Sam began his Level 4 Associate Project Management apprenticeship at the height of the Covid pandemic in September 2020. With major construction projects given the green light to continue during lockdown restrictions, he seized the opportunity to play a leading role in HS2’s ‘Back to Better’ group, which implemented measures to ensure the thousands of people supporting HS2’s construction remained safe.

Sam’s dedication to the ‘Back to Better’ project didn’t detract from his day to day role in project management, so much so that he completed his two-year apprenticeship six months early and achieved the highest pass rate – 89% – amongst his fellow 2020 cohort.

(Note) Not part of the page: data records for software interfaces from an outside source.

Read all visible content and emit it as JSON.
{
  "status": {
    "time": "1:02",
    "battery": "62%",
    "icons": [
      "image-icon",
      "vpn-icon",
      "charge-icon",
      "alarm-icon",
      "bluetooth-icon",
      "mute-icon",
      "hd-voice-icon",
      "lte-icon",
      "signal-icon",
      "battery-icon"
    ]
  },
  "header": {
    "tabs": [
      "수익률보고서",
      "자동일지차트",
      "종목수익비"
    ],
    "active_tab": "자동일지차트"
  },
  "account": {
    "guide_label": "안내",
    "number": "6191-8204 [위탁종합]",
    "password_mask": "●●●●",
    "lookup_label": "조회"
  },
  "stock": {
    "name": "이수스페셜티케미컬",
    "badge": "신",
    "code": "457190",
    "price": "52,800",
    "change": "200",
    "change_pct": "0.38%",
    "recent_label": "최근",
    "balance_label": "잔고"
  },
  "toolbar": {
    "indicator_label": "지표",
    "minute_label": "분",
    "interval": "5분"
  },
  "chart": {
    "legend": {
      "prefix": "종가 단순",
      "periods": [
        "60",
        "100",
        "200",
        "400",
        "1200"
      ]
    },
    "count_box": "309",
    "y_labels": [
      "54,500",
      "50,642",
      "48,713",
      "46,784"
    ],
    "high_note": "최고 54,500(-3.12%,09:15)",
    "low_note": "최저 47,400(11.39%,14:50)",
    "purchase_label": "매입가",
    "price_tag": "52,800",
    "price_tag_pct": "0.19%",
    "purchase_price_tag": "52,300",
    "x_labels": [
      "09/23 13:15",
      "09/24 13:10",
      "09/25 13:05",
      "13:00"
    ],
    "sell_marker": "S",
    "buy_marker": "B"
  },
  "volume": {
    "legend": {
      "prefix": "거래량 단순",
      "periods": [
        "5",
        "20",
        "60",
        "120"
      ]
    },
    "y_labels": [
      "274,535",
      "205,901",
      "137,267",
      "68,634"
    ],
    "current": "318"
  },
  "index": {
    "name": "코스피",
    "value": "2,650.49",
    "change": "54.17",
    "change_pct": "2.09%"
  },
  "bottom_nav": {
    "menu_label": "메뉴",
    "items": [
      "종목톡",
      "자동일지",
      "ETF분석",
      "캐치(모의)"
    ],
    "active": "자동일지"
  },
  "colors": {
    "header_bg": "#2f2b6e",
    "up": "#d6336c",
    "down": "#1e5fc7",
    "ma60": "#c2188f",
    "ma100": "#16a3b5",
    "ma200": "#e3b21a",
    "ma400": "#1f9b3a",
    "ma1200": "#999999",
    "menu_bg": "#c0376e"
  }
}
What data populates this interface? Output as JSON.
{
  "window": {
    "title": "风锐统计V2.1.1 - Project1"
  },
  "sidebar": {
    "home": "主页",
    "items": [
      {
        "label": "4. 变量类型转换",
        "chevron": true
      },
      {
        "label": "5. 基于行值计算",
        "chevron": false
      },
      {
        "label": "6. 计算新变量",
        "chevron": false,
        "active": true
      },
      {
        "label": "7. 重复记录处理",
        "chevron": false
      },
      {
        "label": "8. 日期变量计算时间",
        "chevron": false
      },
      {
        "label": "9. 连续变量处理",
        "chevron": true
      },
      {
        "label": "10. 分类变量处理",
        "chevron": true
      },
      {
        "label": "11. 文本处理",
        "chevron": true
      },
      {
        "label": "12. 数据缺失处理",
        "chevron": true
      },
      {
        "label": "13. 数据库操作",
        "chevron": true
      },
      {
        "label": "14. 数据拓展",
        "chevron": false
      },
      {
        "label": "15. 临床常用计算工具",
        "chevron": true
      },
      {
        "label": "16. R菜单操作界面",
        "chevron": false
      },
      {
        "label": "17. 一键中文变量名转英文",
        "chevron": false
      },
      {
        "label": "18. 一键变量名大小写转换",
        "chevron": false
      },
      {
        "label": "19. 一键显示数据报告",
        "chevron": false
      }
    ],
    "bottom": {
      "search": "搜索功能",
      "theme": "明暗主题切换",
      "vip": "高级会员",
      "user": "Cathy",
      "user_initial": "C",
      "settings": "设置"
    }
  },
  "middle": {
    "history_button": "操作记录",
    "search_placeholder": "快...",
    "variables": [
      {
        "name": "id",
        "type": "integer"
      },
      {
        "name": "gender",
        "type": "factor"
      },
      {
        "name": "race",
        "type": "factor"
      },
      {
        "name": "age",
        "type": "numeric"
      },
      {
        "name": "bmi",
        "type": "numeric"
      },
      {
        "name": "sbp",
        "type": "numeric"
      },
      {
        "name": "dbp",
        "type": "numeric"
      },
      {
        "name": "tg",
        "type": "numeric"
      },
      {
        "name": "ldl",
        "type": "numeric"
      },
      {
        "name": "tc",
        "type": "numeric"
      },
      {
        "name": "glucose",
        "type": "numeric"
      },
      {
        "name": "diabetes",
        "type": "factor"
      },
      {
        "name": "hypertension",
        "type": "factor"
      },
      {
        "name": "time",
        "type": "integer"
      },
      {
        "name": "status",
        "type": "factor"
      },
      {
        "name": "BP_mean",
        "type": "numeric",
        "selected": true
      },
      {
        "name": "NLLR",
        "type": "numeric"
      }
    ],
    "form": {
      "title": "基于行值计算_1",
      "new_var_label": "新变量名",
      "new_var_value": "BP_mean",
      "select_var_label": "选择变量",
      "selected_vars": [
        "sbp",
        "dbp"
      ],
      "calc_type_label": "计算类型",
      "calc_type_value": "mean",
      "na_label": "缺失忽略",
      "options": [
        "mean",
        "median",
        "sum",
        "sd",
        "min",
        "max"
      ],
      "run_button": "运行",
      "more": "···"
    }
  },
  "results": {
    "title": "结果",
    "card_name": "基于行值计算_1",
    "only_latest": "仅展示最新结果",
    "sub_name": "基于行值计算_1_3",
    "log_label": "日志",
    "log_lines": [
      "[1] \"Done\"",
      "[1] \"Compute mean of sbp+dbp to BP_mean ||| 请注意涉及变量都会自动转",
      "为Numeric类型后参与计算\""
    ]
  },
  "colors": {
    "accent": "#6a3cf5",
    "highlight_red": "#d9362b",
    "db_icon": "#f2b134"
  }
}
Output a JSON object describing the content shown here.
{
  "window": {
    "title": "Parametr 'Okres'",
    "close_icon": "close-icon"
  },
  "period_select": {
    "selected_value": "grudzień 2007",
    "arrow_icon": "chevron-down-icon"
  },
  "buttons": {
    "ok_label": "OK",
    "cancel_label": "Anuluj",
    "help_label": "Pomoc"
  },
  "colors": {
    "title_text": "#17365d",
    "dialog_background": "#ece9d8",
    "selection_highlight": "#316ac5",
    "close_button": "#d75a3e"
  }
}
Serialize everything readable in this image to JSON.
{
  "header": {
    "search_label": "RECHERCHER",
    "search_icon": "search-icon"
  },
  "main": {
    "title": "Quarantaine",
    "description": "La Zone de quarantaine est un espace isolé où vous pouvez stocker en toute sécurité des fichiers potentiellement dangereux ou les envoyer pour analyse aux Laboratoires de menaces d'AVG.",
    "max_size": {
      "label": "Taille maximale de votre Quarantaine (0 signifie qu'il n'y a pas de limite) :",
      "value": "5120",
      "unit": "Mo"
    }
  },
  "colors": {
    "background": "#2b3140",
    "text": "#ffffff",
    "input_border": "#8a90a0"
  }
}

On receiving his award from the HS2 Minister, Andrew Stephenson, Sam said: “It’s a real honour to be recognised today and I’m so proud to have won this award. The last two years have flown by and now that I’ve finished my apprenticeship, I can’t wait to get started in my new role as assistant project manager. HS2 has really opened doors for me and I’m so proud to be part of the team that is building HS2 in my home county of Warwickshire.”

Ongoing opportunities
As we enter the second half of 2022, the provision of training continues apace. BBV, is currently offering exciting opportunities to trial a new career working on the giant tunnelling machines that will bore beneath the ground in Warwickshire and Birmingham. The 20-day trial, delivered in conjunction with Tunnelcraft, is the latest development in HS2’s drive to ensure that local people benefit from upskilling and employment openings.

Site workers walking towards the TBM inside the north portal tunnel

The paid work trial is open to candidates aged 18 or over. During the placement, trainees will develop an understanding of all aspects of delivering complex tunnelling programmes, from the work that takes place in the pit top, the slurry treatment plant, and the mechanical and electrical works required.

“This work trial is the latest in a long line of opportunities we’re creating for people across the region, who want to expand their skills and experiences,” said Shilpi Akbar. “It’s not every day that you get the chance to work on such an exciting and complex tunnelling project, so I’d encourage people who are interested to get in touch straight away.”

With over 27,000 people now part of the team delivering this revolutionary rail project, HS2 and its partners are striving to leave a lasting skills legacy, creating a talent pool that will drive forward major infrastructure projects of the future. HS2 is providing unique training opportunities for those looking to start an exciting new career or change their current trajectory, and will continue to do so as work begins on future phases of the project to Crewe, Manchester, and the East Midlands.